WASHINGTON, May 19 (UPI) -- Foreign policy, and in particular relations with so-called rogue states like Iran and Syria, has taken center stage in the presidential election campaign this week -- with the row over President Bush's comments in Israel about appeasement. What other security-type stories are we going to see on the news agenda over the next seven days?
Monday, the Senate will take up its version of the war funding bill the House passed last week -- if lawmakers manage to get this to final passage before adjourning for the Memorial Day recess at the end of the week, it very likely will be the only appropriations bill passed by this Congress, CQ Weekly says. Democratic appropriators appear to have concluded that they'd rather deal with the next president.

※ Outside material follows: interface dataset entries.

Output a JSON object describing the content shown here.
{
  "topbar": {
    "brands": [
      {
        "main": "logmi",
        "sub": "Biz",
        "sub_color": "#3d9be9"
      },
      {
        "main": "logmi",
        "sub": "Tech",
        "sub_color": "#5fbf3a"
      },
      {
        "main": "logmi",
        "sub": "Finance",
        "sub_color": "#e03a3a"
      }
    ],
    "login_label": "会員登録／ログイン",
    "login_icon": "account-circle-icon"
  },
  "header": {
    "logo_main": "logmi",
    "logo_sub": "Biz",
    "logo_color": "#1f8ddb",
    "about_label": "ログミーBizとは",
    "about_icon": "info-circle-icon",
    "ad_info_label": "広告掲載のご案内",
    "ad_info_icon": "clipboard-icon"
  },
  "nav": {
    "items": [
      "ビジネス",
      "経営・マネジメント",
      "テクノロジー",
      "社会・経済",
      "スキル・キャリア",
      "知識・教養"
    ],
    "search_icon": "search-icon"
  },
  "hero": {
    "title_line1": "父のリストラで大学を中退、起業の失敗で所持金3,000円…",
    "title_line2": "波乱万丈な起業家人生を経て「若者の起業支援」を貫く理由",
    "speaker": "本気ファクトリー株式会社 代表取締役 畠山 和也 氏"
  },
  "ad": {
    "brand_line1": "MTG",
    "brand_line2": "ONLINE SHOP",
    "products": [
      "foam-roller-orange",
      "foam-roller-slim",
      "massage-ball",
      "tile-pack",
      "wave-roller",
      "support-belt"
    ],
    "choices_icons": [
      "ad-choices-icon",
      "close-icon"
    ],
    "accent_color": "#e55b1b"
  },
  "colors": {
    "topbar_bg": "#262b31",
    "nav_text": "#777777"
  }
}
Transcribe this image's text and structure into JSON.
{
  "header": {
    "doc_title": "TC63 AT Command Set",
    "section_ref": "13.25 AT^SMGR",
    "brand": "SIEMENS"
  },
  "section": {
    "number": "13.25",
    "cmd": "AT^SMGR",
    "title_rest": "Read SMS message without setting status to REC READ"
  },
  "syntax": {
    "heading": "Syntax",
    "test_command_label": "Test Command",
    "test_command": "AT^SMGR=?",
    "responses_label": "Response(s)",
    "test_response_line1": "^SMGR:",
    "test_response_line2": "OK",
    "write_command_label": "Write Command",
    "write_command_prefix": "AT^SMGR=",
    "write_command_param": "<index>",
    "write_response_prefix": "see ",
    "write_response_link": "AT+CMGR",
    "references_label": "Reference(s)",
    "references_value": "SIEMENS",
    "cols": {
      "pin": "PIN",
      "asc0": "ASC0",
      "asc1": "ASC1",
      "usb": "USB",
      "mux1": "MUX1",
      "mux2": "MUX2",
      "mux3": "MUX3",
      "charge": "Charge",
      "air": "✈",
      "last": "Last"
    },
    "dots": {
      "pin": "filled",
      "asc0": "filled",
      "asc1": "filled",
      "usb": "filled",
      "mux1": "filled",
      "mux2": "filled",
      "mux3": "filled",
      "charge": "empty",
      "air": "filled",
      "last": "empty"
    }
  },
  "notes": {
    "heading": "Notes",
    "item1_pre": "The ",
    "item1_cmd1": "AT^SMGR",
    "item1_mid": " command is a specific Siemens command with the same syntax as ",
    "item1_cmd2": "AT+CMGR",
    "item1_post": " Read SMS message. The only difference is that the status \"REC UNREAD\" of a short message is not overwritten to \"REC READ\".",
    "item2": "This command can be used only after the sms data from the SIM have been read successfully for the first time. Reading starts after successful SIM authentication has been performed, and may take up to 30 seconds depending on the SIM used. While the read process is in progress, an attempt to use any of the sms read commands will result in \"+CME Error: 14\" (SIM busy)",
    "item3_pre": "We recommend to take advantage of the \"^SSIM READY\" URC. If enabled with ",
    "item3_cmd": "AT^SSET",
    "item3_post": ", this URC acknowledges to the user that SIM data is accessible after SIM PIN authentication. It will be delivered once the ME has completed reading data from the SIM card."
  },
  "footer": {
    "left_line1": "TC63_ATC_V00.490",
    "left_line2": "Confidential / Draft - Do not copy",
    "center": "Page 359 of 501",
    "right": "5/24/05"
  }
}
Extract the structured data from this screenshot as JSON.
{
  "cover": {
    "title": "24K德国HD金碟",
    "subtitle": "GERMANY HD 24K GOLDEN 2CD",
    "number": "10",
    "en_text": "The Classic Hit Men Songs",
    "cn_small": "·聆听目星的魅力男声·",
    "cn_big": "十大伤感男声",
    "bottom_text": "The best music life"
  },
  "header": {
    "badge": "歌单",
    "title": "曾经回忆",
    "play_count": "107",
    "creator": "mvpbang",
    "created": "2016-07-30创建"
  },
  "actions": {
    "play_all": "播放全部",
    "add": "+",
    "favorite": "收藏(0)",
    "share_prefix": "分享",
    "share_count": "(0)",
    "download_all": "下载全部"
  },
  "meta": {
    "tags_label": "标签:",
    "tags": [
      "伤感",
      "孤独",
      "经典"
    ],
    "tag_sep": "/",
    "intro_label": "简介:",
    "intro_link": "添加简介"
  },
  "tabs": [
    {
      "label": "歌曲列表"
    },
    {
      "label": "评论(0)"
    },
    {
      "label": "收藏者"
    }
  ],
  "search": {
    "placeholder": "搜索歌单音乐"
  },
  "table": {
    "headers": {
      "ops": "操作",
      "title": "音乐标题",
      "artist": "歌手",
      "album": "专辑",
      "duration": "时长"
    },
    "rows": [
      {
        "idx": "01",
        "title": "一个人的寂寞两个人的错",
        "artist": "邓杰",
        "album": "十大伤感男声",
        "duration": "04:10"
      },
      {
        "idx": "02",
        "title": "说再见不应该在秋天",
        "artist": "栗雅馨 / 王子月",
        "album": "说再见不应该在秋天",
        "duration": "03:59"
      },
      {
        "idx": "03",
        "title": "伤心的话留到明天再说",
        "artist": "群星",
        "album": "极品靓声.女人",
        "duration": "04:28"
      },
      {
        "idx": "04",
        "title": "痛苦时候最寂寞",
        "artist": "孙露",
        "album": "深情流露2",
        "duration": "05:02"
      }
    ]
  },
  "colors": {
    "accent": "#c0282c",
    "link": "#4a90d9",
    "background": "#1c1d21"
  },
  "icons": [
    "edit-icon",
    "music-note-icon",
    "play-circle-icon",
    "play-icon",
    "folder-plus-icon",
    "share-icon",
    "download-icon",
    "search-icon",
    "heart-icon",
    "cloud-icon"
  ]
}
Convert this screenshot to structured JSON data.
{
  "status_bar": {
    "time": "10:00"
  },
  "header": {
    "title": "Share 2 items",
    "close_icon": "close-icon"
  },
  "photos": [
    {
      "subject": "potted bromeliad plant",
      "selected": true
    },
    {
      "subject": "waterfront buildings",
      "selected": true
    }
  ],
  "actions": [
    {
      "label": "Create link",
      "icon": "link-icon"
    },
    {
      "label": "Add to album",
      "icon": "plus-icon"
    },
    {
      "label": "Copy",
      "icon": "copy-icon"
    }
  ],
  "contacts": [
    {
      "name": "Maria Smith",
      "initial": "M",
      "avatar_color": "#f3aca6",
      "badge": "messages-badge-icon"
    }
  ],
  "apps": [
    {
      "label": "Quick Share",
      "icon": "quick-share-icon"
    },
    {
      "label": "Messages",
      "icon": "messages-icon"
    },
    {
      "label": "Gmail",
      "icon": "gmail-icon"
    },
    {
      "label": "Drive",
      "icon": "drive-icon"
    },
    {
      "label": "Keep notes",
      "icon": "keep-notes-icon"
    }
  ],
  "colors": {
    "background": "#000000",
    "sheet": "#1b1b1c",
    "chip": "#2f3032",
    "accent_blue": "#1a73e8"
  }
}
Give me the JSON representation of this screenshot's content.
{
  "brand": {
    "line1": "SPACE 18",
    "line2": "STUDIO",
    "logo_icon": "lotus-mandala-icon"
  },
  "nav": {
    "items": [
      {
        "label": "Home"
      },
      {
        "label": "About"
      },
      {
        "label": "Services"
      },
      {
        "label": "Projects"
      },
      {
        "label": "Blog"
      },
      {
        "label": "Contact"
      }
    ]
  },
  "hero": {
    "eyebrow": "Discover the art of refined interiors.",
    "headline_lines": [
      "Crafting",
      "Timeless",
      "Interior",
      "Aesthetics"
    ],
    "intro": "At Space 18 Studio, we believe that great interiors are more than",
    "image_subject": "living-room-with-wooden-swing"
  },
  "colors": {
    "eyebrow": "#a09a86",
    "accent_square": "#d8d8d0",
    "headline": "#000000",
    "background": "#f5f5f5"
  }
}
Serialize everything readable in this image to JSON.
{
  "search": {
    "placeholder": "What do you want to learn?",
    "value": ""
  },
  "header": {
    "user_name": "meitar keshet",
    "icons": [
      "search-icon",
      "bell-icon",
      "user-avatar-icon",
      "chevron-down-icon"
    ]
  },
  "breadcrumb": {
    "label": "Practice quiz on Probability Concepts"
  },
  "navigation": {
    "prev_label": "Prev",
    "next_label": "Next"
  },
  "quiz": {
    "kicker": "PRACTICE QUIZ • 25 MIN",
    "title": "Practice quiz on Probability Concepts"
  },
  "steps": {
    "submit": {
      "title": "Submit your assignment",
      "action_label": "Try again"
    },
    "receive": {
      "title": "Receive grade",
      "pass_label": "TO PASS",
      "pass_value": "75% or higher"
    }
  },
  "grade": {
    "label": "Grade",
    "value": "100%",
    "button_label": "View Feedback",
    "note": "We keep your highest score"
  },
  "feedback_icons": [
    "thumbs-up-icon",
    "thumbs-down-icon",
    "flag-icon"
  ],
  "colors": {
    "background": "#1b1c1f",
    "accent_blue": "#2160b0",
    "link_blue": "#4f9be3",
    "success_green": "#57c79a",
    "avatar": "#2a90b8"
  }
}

Also Monday, the American Civil Liberties Union will be highlighting what it believes will be a damning report from the Department of Justice's inspector general on the FBI's role in so-called enhanced interrogation of war-on-terror detainees; and the U.S.-China Commission holds a hearing on China's cyber and space warfare capabilities and proliferation practices.
On Tuesday, Defense Secretary Robert Gates and Joint Chiefs Chairman Adm. Michael Mullen testify before the Senate Defense Appropriations Subcommittee on their funding request for next year; while Deputy Secretary of State John Negroponte testifies on Pakistan to the Senate Foreign Affairs Committee.
He should expect a grilling. The other witness is from the Government Accountability Office, which recently concluded in a damning report that the administration had no strategy for countering the terrorist threat on the Pakistan-Afghan border.
Also Tuesday, a slew of subcommittee hearings on the House side includes ones on export compliance and non-proliferation; Immigration and Customs Enforcement raids of workplaces; and detention policy and public diplomacy, poetically titled "City on the Hill or Prison on the Bay? The Mistakes of Guantanamo and the Decline of America's Image."
Wednesday, the Senate Homeland Security and Governmental Affairs Committee meets to vote on the nomination of Paul Schneider to be deputy secretary of homeland security. Expect the nomination to pass easily and Schneider to be confirmed before the weekend recess.
More contention, if not more actual opposition, is expected at the Senate Armed Services Committee Wednesday on Gen. David Petraeus' nomination for commander of the U.S. Central Command and the promotion of his deputy, Gen. Raymond Odierno, to head coalition forces in Iraq.
Also Wednesday, DHS Deputy Undersecretary for Management Elaine Duke will testify before the House Homeland Security Committee on diversity at the department.
On Thursday, Sen. Daniel Akaka's Senate Homeland Security and Governmental Affairs Subcommittee looks at progress in improving the security clearance process, one of the top priorities of Director of National Intelligence Michael McConnell.